Dataset records:
· · · ·
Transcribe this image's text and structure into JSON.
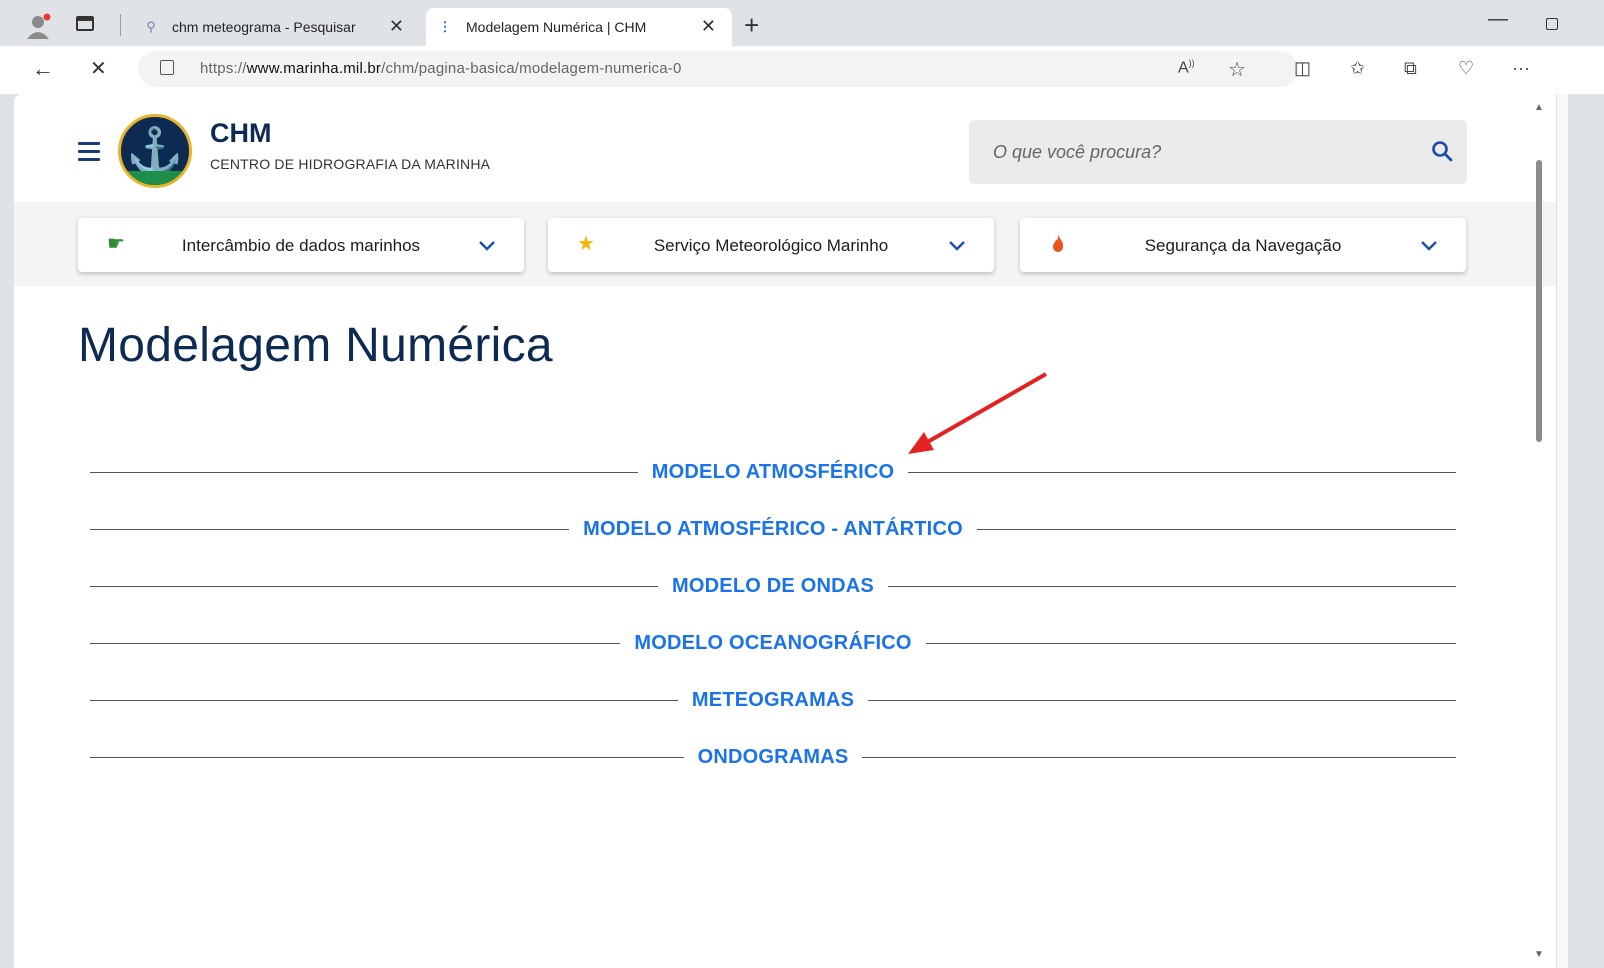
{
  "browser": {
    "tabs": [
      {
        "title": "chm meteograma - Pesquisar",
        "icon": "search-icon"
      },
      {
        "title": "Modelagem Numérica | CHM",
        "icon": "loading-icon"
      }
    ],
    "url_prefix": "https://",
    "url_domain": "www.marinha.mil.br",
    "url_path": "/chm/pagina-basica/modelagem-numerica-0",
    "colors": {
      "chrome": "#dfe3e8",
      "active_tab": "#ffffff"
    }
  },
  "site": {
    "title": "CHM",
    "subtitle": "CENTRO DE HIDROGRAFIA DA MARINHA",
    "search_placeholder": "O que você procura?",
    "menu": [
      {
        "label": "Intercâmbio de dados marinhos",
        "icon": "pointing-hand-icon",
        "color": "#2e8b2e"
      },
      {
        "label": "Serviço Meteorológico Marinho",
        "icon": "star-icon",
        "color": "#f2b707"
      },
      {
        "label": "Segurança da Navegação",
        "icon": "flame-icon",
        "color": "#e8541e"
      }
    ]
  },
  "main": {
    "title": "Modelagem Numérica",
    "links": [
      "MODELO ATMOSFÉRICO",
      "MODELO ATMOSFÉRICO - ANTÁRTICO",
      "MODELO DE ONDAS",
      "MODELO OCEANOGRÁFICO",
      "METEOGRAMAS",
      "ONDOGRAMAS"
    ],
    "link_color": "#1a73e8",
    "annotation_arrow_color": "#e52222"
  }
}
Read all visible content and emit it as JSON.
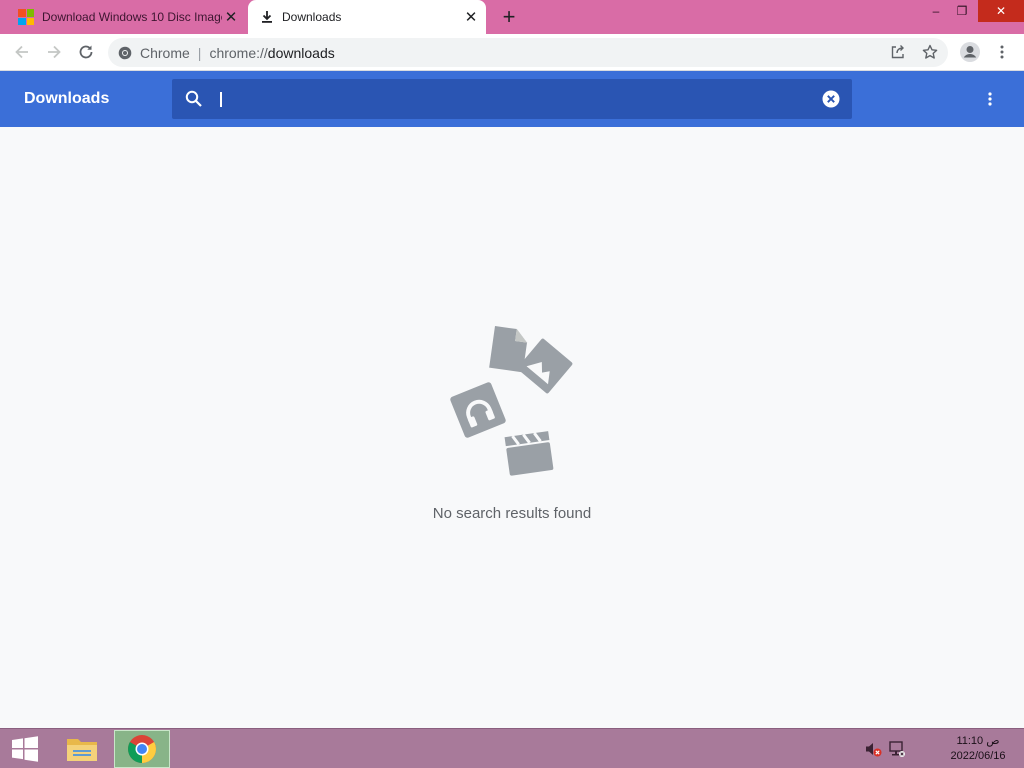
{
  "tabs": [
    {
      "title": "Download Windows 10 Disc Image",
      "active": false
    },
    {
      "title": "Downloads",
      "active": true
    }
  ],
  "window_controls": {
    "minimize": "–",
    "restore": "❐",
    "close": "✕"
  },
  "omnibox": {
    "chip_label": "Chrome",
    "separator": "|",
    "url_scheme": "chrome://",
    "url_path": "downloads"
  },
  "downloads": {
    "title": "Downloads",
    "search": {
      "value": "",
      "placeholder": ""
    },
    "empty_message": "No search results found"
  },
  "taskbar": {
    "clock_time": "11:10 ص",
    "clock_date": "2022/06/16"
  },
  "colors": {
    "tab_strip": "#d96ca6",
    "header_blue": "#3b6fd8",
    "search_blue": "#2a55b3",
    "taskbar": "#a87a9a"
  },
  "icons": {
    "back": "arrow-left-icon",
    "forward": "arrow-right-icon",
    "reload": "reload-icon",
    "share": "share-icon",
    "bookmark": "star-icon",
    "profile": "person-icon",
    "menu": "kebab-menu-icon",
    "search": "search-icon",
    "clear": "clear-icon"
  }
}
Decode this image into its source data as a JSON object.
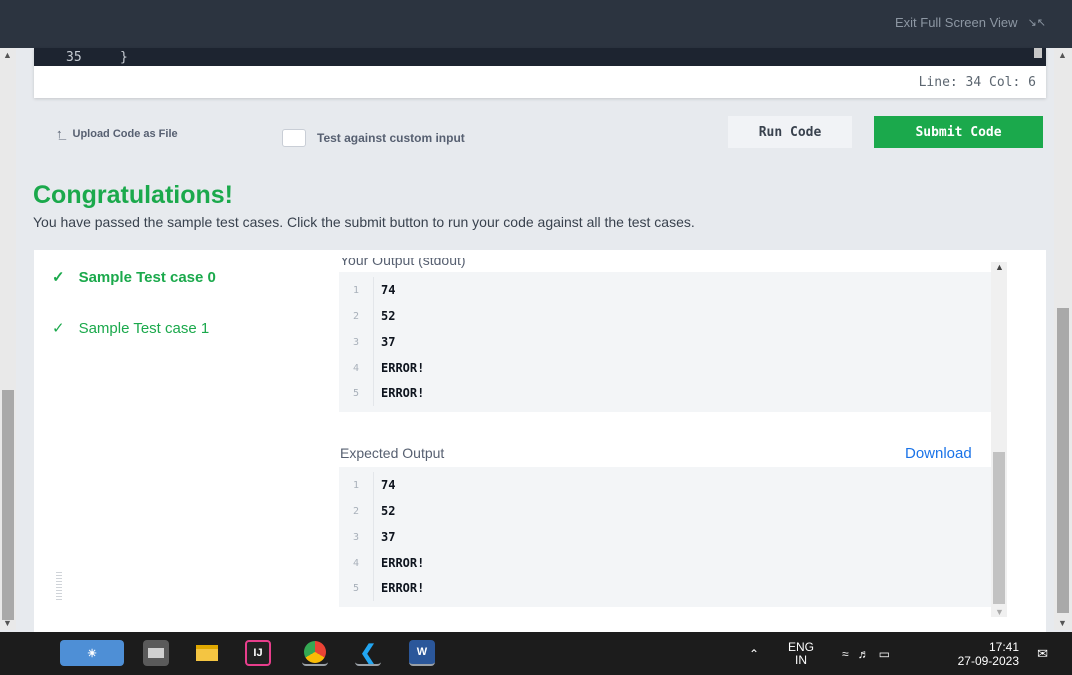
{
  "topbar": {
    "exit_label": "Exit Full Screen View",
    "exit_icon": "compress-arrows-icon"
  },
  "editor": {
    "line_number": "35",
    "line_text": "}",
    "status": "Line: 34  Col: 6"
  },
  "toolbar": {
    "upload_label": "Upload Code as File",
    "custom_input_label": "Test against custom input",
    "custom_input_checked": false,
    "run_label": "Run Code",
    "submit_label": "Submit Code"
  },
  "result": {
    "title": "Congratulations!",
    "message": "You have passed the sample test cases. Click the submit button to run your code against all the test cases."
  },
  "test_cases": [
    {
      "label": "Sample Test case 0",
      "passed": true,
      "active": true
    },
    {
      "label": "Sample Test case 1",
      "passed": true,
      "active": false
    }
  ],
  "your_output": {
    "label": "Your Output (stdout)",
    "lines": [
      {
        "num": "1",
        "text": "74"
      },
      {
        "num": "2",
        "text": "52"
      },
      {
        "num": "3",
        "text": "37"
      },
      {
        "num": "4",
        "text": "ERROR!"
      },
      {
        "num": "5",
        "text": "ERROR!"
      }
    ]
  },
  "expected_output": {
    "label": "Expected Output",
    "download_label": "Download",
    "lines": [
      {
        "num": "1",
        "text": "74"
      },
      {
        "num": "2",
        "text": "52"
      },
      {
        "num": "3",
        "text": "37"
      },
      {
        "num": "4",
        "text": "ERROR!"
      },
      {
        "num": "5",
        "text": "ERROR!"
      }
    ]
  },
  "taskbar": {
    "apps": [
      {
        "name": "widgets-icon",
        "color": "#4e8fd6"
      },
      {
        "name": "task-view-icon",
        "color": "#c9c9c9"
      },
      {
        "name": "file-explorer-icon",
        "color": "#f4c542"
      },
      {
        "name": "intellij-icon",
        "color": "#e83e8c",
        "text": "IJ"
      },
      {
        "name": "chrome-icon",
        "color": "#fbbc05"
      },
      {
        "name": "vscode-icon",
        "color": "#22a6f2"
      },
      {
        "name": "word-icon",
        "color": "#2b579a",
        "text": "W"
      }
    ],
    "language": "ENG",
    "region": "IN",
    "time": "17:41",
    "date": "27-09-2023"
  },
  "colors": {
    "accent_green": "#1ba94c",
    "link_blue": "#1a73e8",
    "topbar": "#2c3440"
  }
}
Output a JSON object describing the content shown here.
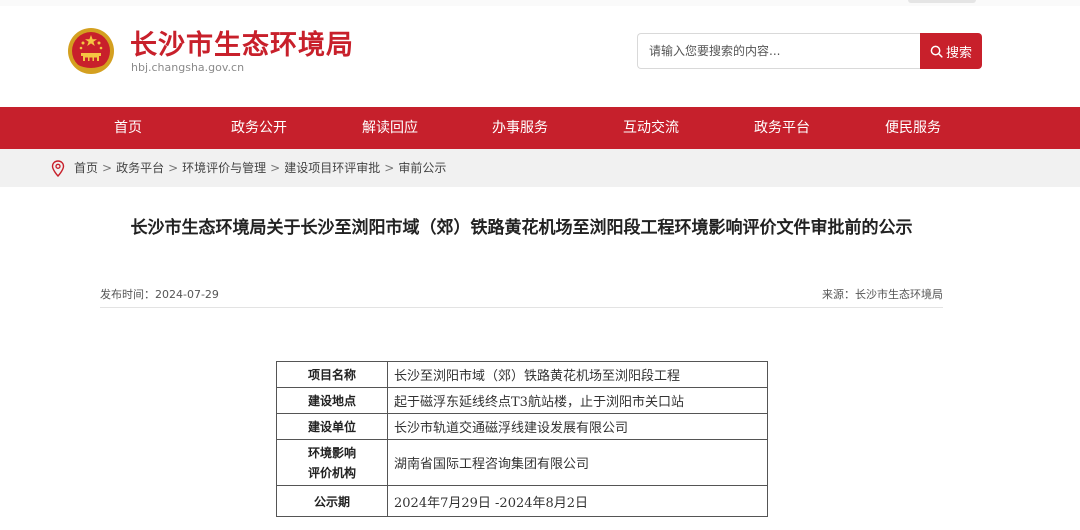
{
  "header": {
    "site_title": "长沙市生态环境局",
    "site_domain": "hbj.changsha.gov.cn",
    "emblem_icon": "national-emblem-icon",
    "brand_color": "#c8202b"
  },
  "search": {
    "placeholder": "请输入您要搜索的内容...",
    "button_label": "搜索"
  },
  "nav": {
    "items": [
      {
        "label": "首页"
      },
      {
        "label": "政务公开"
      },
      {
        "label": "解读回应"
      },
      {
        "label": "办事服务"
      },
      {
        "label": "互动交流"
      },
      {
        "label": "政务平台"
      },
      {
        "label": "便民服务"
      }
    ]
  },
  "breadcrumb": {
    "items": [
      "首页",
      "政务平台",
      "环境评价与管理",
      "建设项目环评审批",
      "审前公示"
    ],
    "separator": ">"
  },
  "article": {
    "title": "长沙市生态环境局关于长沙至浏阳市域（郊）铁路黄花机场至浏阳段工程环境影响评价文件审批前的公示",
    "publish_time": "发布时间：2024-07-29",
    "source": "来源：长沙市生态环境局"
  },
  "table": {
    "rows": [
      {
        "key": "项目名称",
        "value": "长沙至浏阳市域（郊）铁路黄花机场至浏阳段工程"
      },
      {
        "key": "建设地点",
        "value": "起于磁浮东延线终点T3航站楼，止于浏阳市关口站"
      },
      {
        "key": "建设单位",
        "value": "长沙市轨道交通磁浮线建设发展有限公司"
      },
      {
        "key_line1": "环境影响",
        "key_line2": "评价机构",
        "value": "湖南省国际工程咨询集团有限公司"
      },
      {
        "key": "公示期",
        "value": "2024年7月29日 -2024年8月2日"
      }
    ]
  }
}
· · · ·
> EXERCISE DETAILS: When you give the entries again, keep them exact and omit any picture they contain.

> PROBLEM SOLUTION:
Transcribe this image's text and structure into JSON.
{
  "browser": {
    "tabs": [
      {
        "title": "chm meteograma - Pesquisar",
        "icon": "search-icon"
      },
      {
        "title": "Modelagem Numérica | CHM",
        "icon": "loading-icon"
      }
    ],
    "url_prefix": "https://",
    "url_domain": "www.marinha.mil.br",
    "url_path": "/chm/pagina-basica/modelagem-numerica-0",
    "colors": {
      "chrome": "#dfe3e8",
      "active_tab": "#ffffff"
    }
  },
  "site": {
    "title": "CHM",
    "subtitle": "CENTRO DE HIDROGRAFIA DA MARINHA",
    "search_placeholder": "O que você procura?",
    "menu": [
      {
        "label": "Intercâmbio de dados marinhos",
        "icon": "pointing-hand-icon",
        "color": "#2e8b2e"
      },
      {
        "label": "Serviço Meteorológico Marinho",
        "icon": "star-icon",
        "color": "#f2b707"
      },
      {
        "label": "Segurança da Navegação",
        "icon": "flame-icon",
        "color": "#e8541e"
      }
    ]
  },
  "main": {
    "title": "Modelagem Numérica",
    "links": [
      "MODELO ATMOSFÉRICO",
      "MODELO ATMOSFÉRICO - ANTÁRTICO",
      "MODELO DE ONDAS",
      "MODELO OCEANOGRÁFICO",
      "METEOGRAMAS",
      "ONDOGRAMAS"
    ],
    "link_color": "#1a73e8",
    "annotation_arrow_color": "#e52222"
  }
}
Read all visible content and emit it as JSON.
{
  "tabs": [
    {
      "title": "Download Windows 10 Disc Image",
      "active": false
    },
    {
      "title": "Downloads",
      "active": true
    }
  ],
  "window_controls": {
    "minimize": "–",
    "restore": "❐",
    "close": "✕"
  },
  "omnibox": {
    "chip_label": "Chrome",
    "separator": "|",
    "url_scheme": "chrome://",
    "url_path": "downloads"
  },
  "downloads": {
    "title": "Downloads",
    "search": {
      "value": "",
      "placeholder": ""
    },
    "empty_message": "No search results found"
  },
  "taskbar": {
    "clock_time": "11:10 ص",
    "clock_date": "2022/06/16"
  },
  "colors": {
    "tab_strip": "#d96ca6",
    "header_blue": "#3b6fd8",
    "search_blue": "#2a55b3",
    "taskbar": "#a87a9a"
  },
  "icons": {
    "back": "arrow-left-icon",
    "forward": "arrow-right-icon",
    "reload": "reload-icon",
    "share": "share-icon",
    "bookmark": "star-icon",
    "profile": "person-icon",
    "menu": "kebab-menu-icon",
    "search": "search-icon",
    "clear": "clear-icon"
  }
}
Decode this image into its source data as a JSON object.
{
  "topbar": {
    "exit_label": "Exit Full Screen View",
    "exit_icon": "compress-arrows-icon"
  },
  "editor": {
    "line_number": "35",
    "line_text": "}",
    "status": "Line: 34  Col: 6"
  },
  "toolbar": {
    "upload_label": "Upload Code as File",
    "custom_input_label": "Test against custom input",
    "custom_input_checked": false,
    "run_label": "Run Code",
    "submit_label": "Submit Code"
  },
  "result": {
    "title": "Congratulations!",
    "message": "You have passed the sample test cases. Click the submit button to run your code against all the test cases."
  },
  "test_cases": [
    {
      "label": "Sample Test case 0",
      "passed": true,
      "active": true
    },
    {
      "label": "Sample Test case 1",
      "passed": true,
      "active": false
    }
  ],
  "your_output": {
    "label": "Your Output (stdout)",
    "lines": [
      {
        "num": "1",
        "text": "74"
      },
      {
        "num": "2",
        "text": "52"
      },
      {
        "num": "3",
        "text": "37"
      },
      {
        "num": "4",
        "text": "ERROR!"
      },
      {
        "num": "5",
        "text": "ERROR!"
      }
    ]
  },
  "expected_output": {
    "label": "Expected Output",
    "download_label": "Download",
    "lines": [
      {
        "num": "1",
        "text": "74"
      },
      {
        "num": "2",
        "text": "52"
      },
      {
        "num": "3",
        "text": "37"
      },
      {
        "num": "4",
        "text": "ERROR!"
      },
      {
        "num": "5",
        "text": "ERROR!"
      }
    ]
  },
  "taskbar": {
    "apps": [
      {
        "name": "widgets-icon",
        "color": "#4e8fd6"
      },
      {
        "name": "task-view-icon",
        "color": "#c9c9c9"
      },
      {
        "name": "file-explorer-icon",
        "color": "#f4c542"
      },
      {
        "name": "intellij-icon",
        "color": "#e83e8c",
        "text": "IJ"
      },
      {
        "name": "chrome-icon",
        "color": "#fbbc05"
      },
      {
        "name": "vscode-icon",
        "color": "#22a6f2"
      },
      {
        "name": "word-icon",
        "color": "#2b579a",
        "text": "W"
      }
    ],
    "language": "ENG",
    "region": "IN",
    "time": "17:41",
    "date": "27-09-2023"
  },
  "colors": {
    "accent_green": "#1ba94c",
    "link_blue": "#1a73e8",
    "topbar": "#2c3440"
  }
}
Output a JSON object describing the content shown here.
{
  "header": {
    "site_title": "长沙市生态环境局",
    "site_domain": "hbj.changsha.gov.cn",
    "emblem_icon": "national-emblem-icon",
    "brand_color": "#c8202b"
  },
  "search": {
    "placeholder": "请输入您要搜索的内容...",
    "button_label": "搜索"
  },
  "nav": {
    "items": [
      {
        "label": "首页"
      },
      {
        "label": "政务公开"
      },
      {
        "label": "解读回应"
      },
      {
        "label": "办事服务"
      },
      {
        "label": "互动交流"
      },
      {
        "label": "政务平台"
      },
      {
        "label": "便民服务"
      }
    ]
  },
  "breadcrumb": {
    "items": [
      "首页",
      "政务平台",
      "环境评价与管理",
      "建设项目环评审批",
      "审前公示"
    ],
    "separator": ">"
  },
  "article": {
    "title": "长沙市生态环境局关于长沙至浏阳市域（郊）铁路黄花机场至浏阳段工程环境影响评价文件审批前的公示",
    "publish_time": "发布时间：2024-07-29",
    "source": "来源：长沙市生态环境局"
  },
  "table": {
    "rows": [
      {
        "key": "项目名称",
        "value": "长沙至浏阳市域（郊）铁路黄花机场至浏阳段工程"
      },
      {
        "key": "建设地点",
        "value": "起于磁浮东延线终点T3航站楼，止于浏阳市关口站"
      },
      {
        "key": "建设单位",
        "value": "长沙市轨道交通磁浮线建设发展有限公司"
      },
      {
        "key_line1": "环境影响",
        "key_line2": "评价机构",
        "value": "湖南省国际工程咨询集团有限公司"
      },
      {
        "key": "公示期",
        "value": "2024年7月29日 -2024年8月2日"
      }
    ]
  }
}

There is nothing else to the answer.